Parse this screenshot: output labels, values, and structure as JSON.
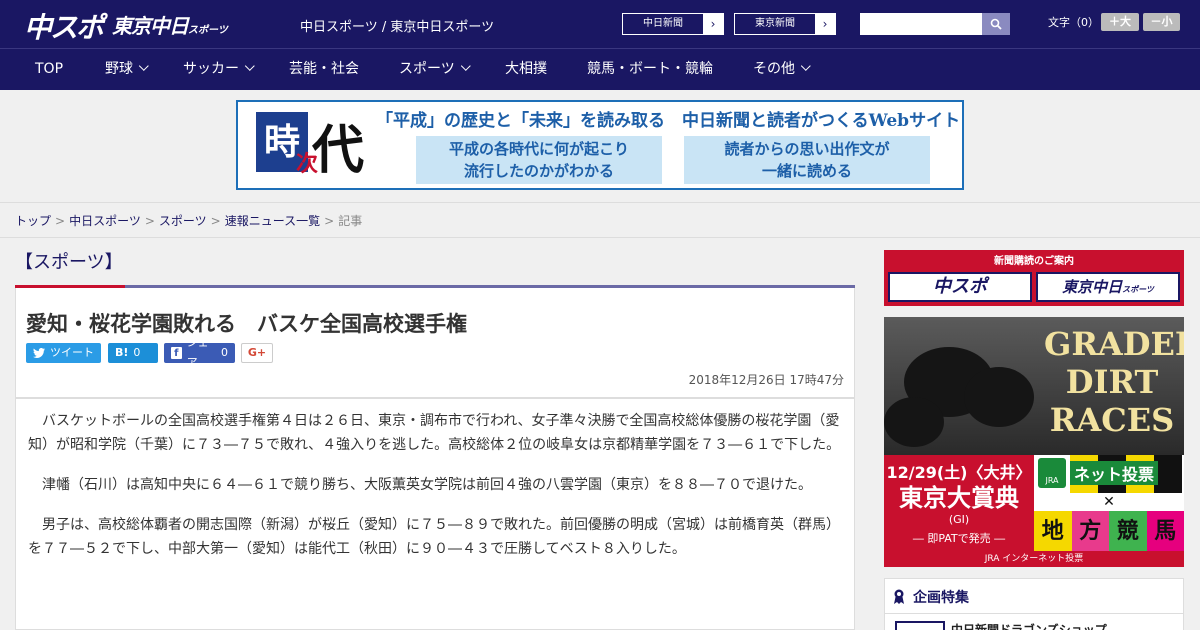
{
  "header": {
    "logo_chuspo": "中スポ",
    "logo_tokyo": "東京中日",
    "logo_tokyo_small": "スポーツ",
    "site_names": "中日スポーツ / 東京中日スポーツ",
    "ext_links": [
      {
        "label": "中日新聞",
        "arrow": "›"
      },
      {
        "label": "東京新聞",
        "arrow": "›"
      }
    ],
    "search_placeholder": "",
    "font_label": "文字（0）",
    "font_bigger": "＋大",
    "font_smaller": "－小"
  },
  "nav": {
    "items": [
      {
        "label": "TOP",
        "has_menu": false
      },
      {
        "label": "野球",
        "has_menu": true
      },
      {
        "label": "サッカー",
        "has_menu": true
      },
      {
        "label": "芸能・社会",
        "has_menu": false
      },
      {
        "label": "スポーツ",
        "has_menu": true
      },
      {
        "label": "大相撲",
        "has_menu": false
      },
      {
        "label": "競馬・ボート・競輪",
        "has_menu": false
      },
      {
        "label": "その他",
        "has_menu": true
      }
    ]
  },
  "banner": {
    "logo_ji": "時",
    "logo_tsugi": "次",
    "logo_dai": "代",
    "headline": "「平成」の歴史と「未来」を読み取る　中日新聞と読者がつくるWebサイト",
    "box_left_line1": "平成の各時代に何が起こり",
    "box_left_line2": "流行したのかがわかる",
    "box_right_line1": "読者からの思い出作文が",
    "box_right_line2": "一緒に読める"
  },
  "breadcrumb": {
    "items": [
      "トップ",
      "中日スポーツ",
      "スポーツ",
      "速報ニュース一覧"
    ],
    "current": "記事",
    "sep": ">"
  },
  "section": {
    "heading": "【スポーツ】"
  },
  "article": {
    "title": "愛知・桜花学園敗れる　バスケ全国高校選手権",
    "share": {
      "tweet": "ツイート",
      "hatena_icon": "B!",
      "hatena_count": "0",
      "facebook_icon": "f",
      "facebook_label": "シェア",
      "facebook_count": "0",
      "gplus": "G+"
    },
    "date": "2018年12月26日 17時47分",
    "paragraphs": [
      "バスケットボールの全国高校選手権第４日は２６日、東京・調布市で行われ、女子準々決勝で全国高校総体優勝の桜花学園（愛知）が昭和学院（千葉）に７３―７５で敗れ、４強入りを逃した。高校総体２位の岐阜女は京都精華学園を７３―６１で下した。",
      "津幡（石川）は高知中央に６４―６１で競り勝ち、大阪薫英女学院は前回４強の八雲学園（東京）を８８―７０で退けた。",
      "男子は、高校総体覇者の開志国際（新潟）が桜丘（愛知）に７５―８９で敗れた。前回優勝の明成（宮城）は前橋育英（群馬）を７７―５２で下し、中部大第一（愛知）は能代工（秋田）に９０―４３で圧勝してベスト８入りした。"
    ]
  },
  "sidebar": {
    "subscribe_head": "新聞購読のご案内",
    "subscribe_left": "中スポ",
    "subscribe_right": "東京中日",
    "subscribe_right_small": "スポーツ",
    "ad": {
      "graded": "GRADED DIRT RACES",
      "date": "12/29(土)〈大井〉",
      "race": "東京大賞典",
      "grade": "(GI)",
      "pat": "― 即PATで発売 ―",
      "jra": "JRA",
      "net": "ネット投票",
      "x": "✕",
      "chiho": [
        "地",
        "方",
        "競",
        "馬"
      ],
      "footer": "JRA インターネット投票"
    },
    "feature_title": "企画特集",
    "feature_item": "中日新聞ドラゴンズショップ"
  },
  "colors": {
    "brand_navy": "#1a1763",
    "accent_red": "#c8102e",
    "twitter": "#2b9ce6",
    "hatena": "#1c8fd8",
    "facebook": "#3b5bb5"
  }
}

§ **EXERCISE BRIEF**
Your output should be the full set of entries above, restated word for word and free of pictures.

§ **TASK RESPONSE**
Parse this screenshot: output labels, values, and structure as JSON.
{
  "header": {
    "logo_chuspo": "中スポ",
    "logo_tokyo": "東京中日",
    "logo_tokyo_small": "スポーツ",
    "site_names": "中日スポーツ / 東京中日スポーツ",
    "ext_links": [
      {
        "label": "中日新聞",
        "arrow": "›"
      },
      {
        "label": "東京新聞",
        "arrow": "›"
      }
    ],
    "search_placeholder": "",
    "font_label": "文字（0）",
    "font_bigger": "＋大",
    "font_smaller": "－小"
  },
  "nav": {
    "items": [
      {
        "label": "TOP",
        "has_menu": false
      },
      {
        "label": "野球",
        "has_menu": true
      },
      {
        "label": "サッカー",
        "has_menu": true
      },
      {
        "label": "芸能・社会",
        "has_menu": false
      },
      {
        "label": "スポーツ",
        "has_menu": true
      },
      {
        "label": "大相撲",
        "has_menu": false
      },
      {
        "label": "競馬・ボート・競輪",
        "has_menu": false
      },
      {
        "label": "その他",
        "has_menu": true
      }
    ]
  },
  "banner": {
    "logo_ji": "時",
    "logo_tsugi": "次",
    "logo_dai": "代",
    "headline": "「平成」の歴史と「未来」を読み取る　中日新聞と読者がつくるWebサイト",
    "box_left_line1": "平成の各時代に何が起こり",
    "box_left_line2": "流行したのかがわかる",
    "box_right_line1": "読者からの思い出作文が",
    "box_right_line2": "一緒に読める"
  },
  "breadcrumb": {
    "items": [
      "トップ",
      "中日スポーツ",
      "スポーツ",
      "速報ニュース一覧"
    ],
    "current": "記事",
    "sep": ">"
  },
  "section": {
    "heading": "【スポーツ】"
  },
  "article": {
    "title": "愛知・桜花学園敗れる　バスケ全国高校選手権",
    "share": {
      "tweet": "ツイート",
      "hatena_icon": "B!",
      "hatena_count": "0",
      "facebook_icon": "f",
      "facebook_label": "シェア",
      "facebook_count": "0",
      "gplus": "G+"
    },
    "date": "2018年12月26日 17時47分",
    "paragraphs": [
      "バスケットボールの全国高校選手権第４日は２６日、東京・調布市で行われ、女子準々決勝で全国高校総体優勝の桜花学園（愛知）が昭和学院（千葉）に７３―７５で敗れ、４強入りを逃した。高校総体２位の岐阜女は京都精華学園を７３―６１で下した。",
      "津幡（石川）は高知中央に６４―６１で競り勝ち、大阪薫英女学院は前回４強の八雲学園（東京）を８８―７０で退けた。",
      "男子は、高校総体覇者の開志国際（新潟）が桜丘（愛知）に７５―８９で敗れた。前回優勝の明成（宮城）は前橋育英（群馬）を７７―５２で下し、中部大第一（愛知）は能代工（秋田）に９０―４３で圧勝してベスト８入りした。"
    ]
  },
  "sidebar": {
    "subscribe_head": "新聞購読のご案内",
    "subscribe_left": "中スポ",
    "subscribe_right": "東京中日",
    "subscribe_right_small": "スポーツ",
    "ad": {
      "graded": "GRADED DIRT RACES",
      "date": "12/29(土)〈大井〉",
      "race": "東京大賞典",
      "grade": "(GI)",
      "pat": "― 即PATで発売 ―",
      "jra": "JRA",
      "net": "ネット投票",
      "x": "✕",
      "chiho": [
        "地",
        "方",
        "競",
        "馬"
      ],
      "footer": "JRA インターネット投票"
    },
    "feature_title": "企画特集",
    "feature_item": "中日新聞ドラゴンズショップ"
  },
  "colors": {
    "brand_navy": "#1a1763",
    "accent_red": "#c8102e",
    "twitter": "#2b9ce6",
    "hatena": "#1c8fd8",
    "facebook": "#3b5bb5"
  }
}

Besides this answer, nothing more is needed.